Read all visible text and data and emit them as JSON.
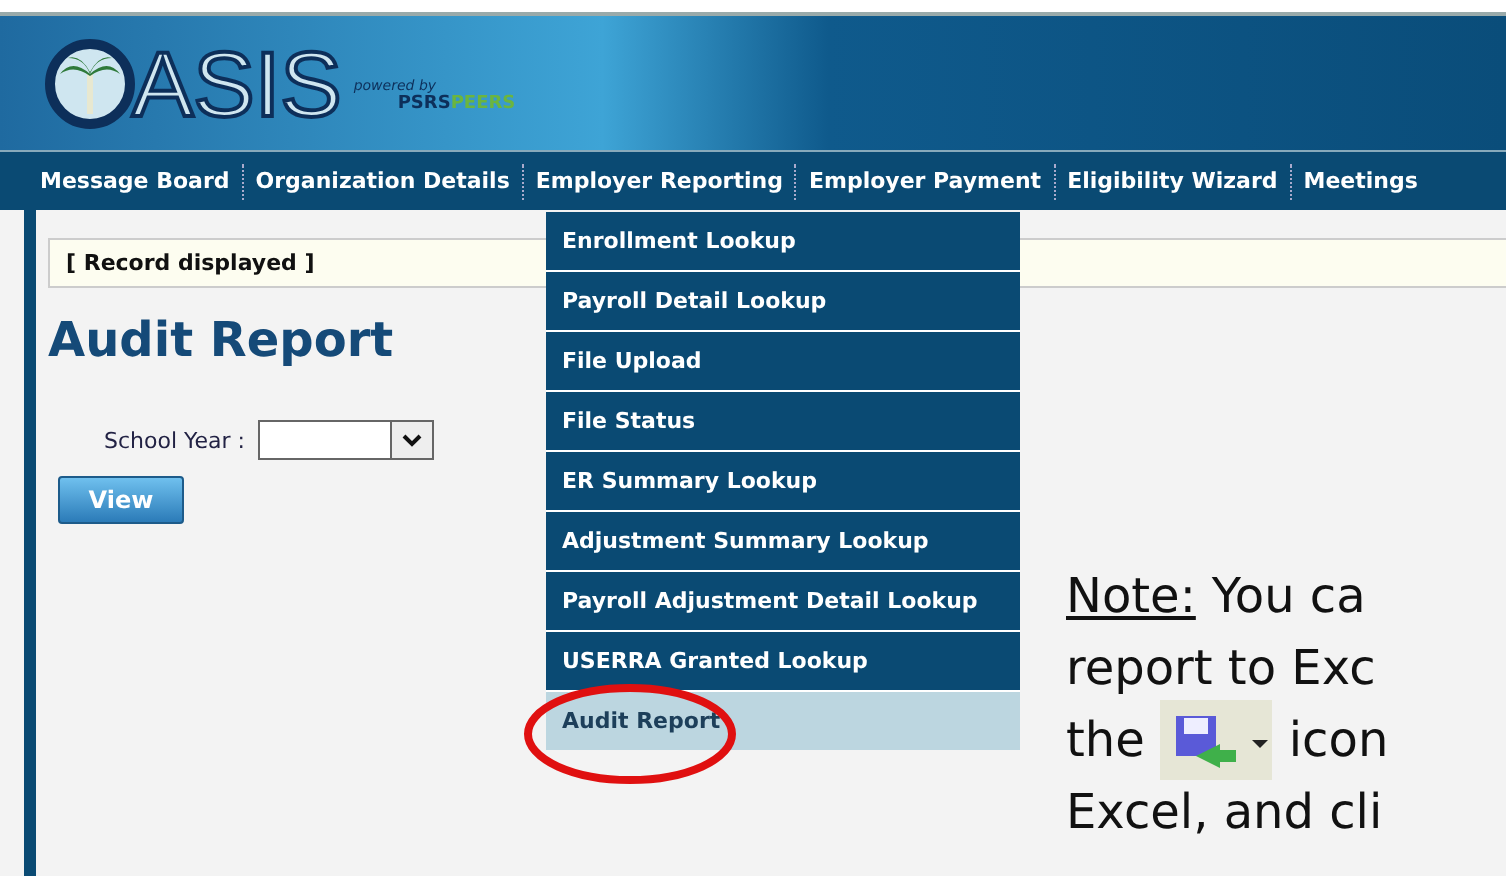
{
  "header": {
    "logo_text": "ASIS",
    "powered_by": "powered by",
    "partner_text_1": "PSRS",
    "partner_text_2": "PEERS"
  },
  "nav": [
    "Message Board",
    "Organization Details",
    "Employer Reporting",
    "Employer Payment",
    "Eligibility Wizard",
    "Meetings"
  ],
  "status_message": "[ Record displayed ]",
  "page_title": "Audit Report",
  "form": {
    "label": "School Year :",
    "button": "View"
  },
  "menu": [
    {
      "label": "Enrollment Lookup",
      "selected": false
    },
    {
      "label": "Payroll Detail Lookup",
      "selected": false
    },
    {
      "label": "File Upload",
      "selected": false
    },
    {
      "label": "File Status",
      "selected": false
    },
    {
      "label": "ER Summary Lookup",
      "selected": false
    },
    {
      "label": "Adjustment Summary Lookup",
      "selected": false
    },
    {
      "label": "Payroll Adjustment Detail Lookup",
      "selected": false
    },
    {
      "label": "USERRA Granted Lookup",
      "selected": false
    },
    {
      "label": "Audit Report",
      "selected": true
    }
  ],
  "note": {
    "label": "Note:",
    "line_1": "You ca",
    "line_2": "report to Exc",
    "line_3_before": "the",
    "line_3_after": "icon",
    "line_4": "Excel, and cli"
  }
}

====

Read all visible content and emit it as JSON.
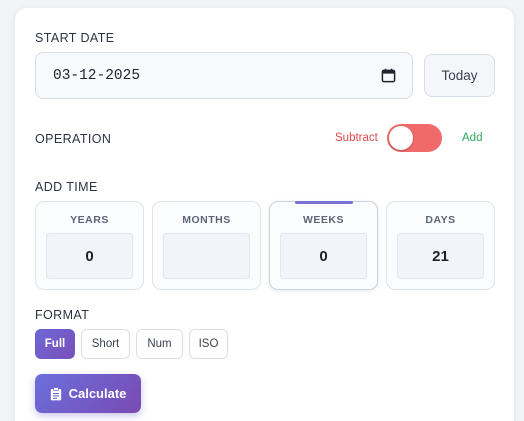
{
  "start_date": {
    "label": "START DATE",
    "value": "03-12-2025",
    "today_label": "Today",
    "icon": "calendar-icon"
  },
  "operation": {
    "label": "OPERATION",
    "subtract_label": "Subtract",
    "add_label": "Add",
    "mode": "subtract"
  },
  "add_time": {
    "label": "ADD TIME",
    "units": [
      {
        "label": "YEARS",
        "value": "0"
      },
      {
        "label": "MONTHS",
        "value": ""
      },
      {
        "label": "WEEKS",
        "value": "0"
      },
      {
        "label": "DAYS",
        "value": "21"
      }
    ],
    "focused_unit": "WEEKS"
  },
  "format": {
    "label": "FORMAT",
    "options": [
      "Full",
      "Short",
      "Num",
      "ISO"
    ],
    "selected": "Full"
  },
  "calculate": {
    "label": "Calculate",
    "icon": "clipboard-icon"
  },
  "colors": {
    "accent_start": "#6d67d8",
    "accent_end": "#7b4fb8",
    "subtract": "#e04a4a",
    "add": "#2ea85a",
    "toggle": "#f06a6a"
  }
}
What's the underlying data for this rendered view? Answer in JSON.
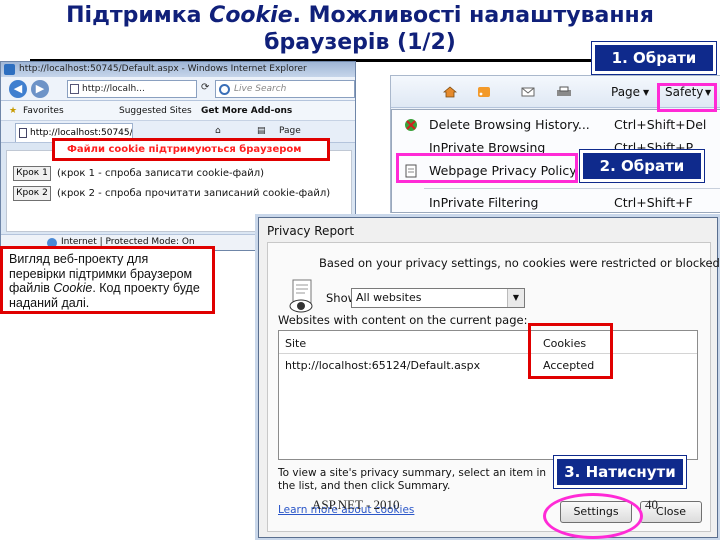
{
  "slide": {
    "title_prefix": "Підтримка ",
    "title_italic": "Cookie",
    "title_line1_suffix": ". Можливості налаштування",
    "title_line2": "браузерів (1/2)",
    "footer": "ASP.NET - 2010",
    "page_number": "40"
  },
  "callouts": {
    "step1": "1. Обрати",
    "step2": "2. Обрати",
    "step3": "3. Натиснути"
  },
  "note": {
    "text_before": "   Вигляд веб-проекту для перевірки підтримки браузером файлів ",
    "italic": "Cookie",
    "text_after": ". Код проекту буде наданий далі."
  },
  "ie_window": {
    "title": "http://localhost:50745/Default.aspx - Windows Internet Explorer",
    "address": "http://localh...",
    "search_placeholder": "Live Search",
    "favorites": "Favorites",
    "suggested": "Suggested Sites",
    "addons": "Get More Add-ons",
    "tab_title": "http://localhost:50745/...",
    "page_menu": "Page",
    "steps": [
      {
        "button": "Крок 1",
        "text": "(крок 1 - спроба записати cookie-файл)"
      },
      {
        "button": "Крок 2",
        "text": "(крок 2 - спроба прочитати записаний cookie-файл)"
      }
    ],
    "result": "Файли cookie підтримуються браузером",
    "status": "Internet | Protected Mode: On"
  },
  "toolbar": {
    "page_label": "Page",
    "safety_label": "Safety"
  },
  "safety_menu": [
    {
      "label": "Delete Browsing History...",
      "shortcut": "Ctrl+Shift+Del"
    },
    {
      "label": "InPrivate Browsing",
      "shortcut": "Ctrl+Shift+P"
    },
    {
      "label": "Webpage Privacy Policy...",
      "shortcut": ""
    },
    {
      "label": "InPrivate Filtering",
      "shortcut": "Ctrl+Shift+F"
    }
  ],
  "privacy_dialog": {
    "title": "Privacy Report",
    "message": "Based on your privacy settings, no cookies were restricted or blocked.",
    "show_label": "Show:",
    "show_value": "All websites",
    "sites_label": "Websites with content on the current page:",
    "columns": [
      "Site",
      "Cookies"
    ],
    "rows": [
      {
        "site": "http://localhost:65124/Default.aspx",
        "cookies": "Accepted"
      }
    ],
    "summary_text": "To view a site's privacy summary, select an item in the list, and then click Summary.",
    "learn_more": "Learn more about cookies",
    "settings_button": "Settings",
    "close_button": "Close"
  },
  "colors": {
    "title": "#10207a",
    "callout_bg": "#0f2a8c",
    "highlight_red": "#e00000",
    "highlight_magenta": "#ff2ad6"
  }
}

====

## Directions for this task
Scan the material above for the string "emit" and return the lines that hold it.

## Finished task
Read all visible text and data and emit them as JSON.
Read all visible content and emit it as JSON.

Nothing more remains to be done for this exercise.